Options for resolution are different, too. For example, mediation is often used as a tool for couples to come to an agreement on the issues in their divorces. However, professionals do not recommend medication for couples when domestic violence is a factor. The reason? Judges and lawyers worry that one spouse will have too much leverage in negotiations, and the outcome won’t be fair.
Domestic violence can also speed up a divorce. The Texas Family Code says that couples must wait at least 60 days after filing a divorce petition for a divorce to be final. But this requirement can be waived in cases involving domestic violence.

Family Violence and Child Custody

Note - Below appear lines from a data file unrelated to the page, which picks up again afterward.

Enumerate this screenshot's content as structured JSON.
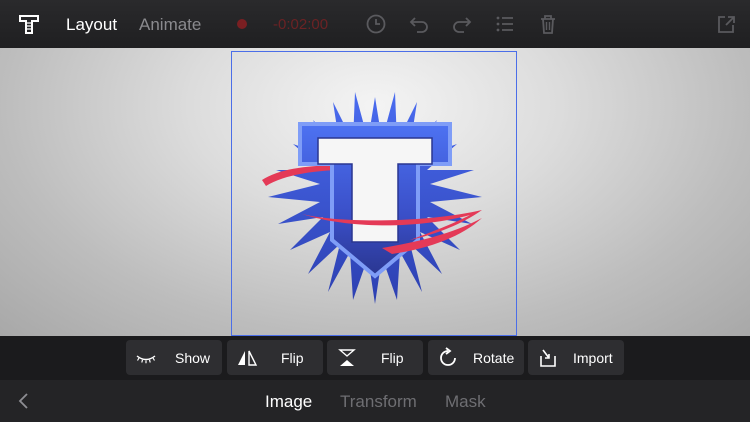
{
  "header": {
    "tabs": [
      {
        "label": "Layout",
        "active": true
      },
      {
        "label": "Animate",
        "active": false
      }
    ],
    "timecode": "-0:02:00",
    "icons": [
      "app-logo-icon",
      "record-icon",
      "clock-icon",
      "undo-icon",
      "redo-icon",
      "list-icon",
      "trash-icon",
      "share-icon"
    ]
  },
  "canvas": {
    "logo_letter": "T",
    "colors": {
      "shield": "#3f63e6",
      "shield_dark": "#2b3fa8",
      "spikes": "#3a55dd",
      "swoosh": "#e43a57",
      "selection": "#4b6ee8"
    }
  },
  "toolbar": {
    "buttons": [
      {
        "label": "Show",
        "icon": "eye-closed-icon"
      },
      {
        "label": "Flip",
        "icon": "flip-horizontal-icon"
      },
      {
        "label": "Flip",
        "icon": "flip-vertical-icon"
      },
      {
        "label": "Rotate",
        "icon": "rotate-icon"
      },
      {
        "label": "Import",
        "icon": "import-icon"
      }
    ]
  },
  "bottom": {
    "back_icon": "chevron-left-icon",
    "tabs": [
      {
        "label": "Image",
        "active": true
      },
      {
        "label": "Transform",
        "active": false
      },
      {
        "label": "Mask",
        "active": false
      }
    ]
  }
}
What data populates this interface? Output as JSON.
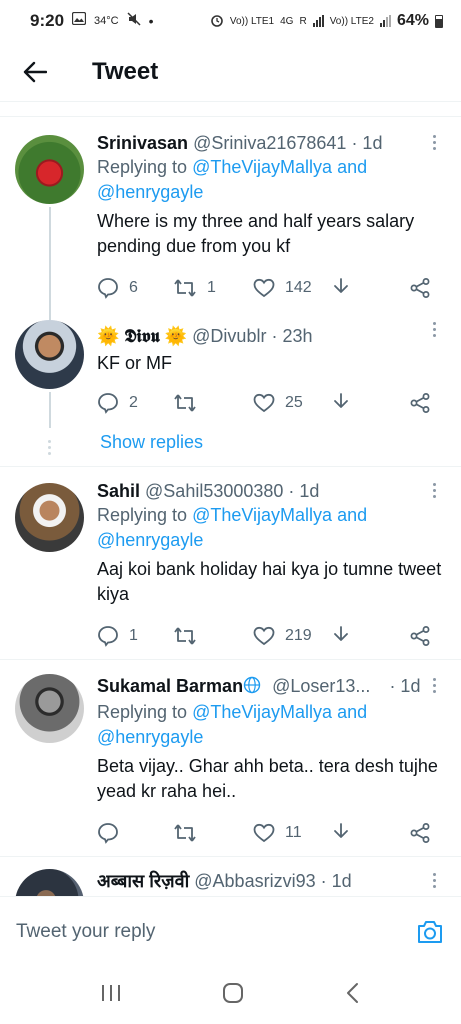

Judges consider the “best interests of the child” when making child custody decisions. If one parent has a history of domestic violence, the judge will consider that as part of the best interests’ evaluation. Texas law says that parents who physically or sexually abused their children during the previous two years cannot have custody. Even if the kids were never harmed, domestic violence affects things like the ability of parents to make major parenting decisions together, as well as child custody drop-offs.

Family Violence and Property Division

Texas is a community property state. Generally, couples split the things they acquired during the marriage 50/50. However, there are some exceptions, including family violence. Domestic violence can be a reason for courts to decide on the unequal division of assets.

Fighting False Allegations of Violence

Our firm has handled several cases where on spouse made false allegations of family abuse in order to influence a pending divorce or child custody case. This is a serious injustice, and we won’t let our clients be falsely accused. We believe in fighting allegations aggressively and protecting our clients’ rights.

Choose an Attorney With Family Violence Experience

When you are choosing your divorce lawyer, pick one who has experience in domestic violence and divorce. Your lawyer will be experienced in advocating for your rights during the divorce process so that they are protected. You can get started by calling the Arlington office of the Schneider Law Firm, P.C., at 817-799-7125.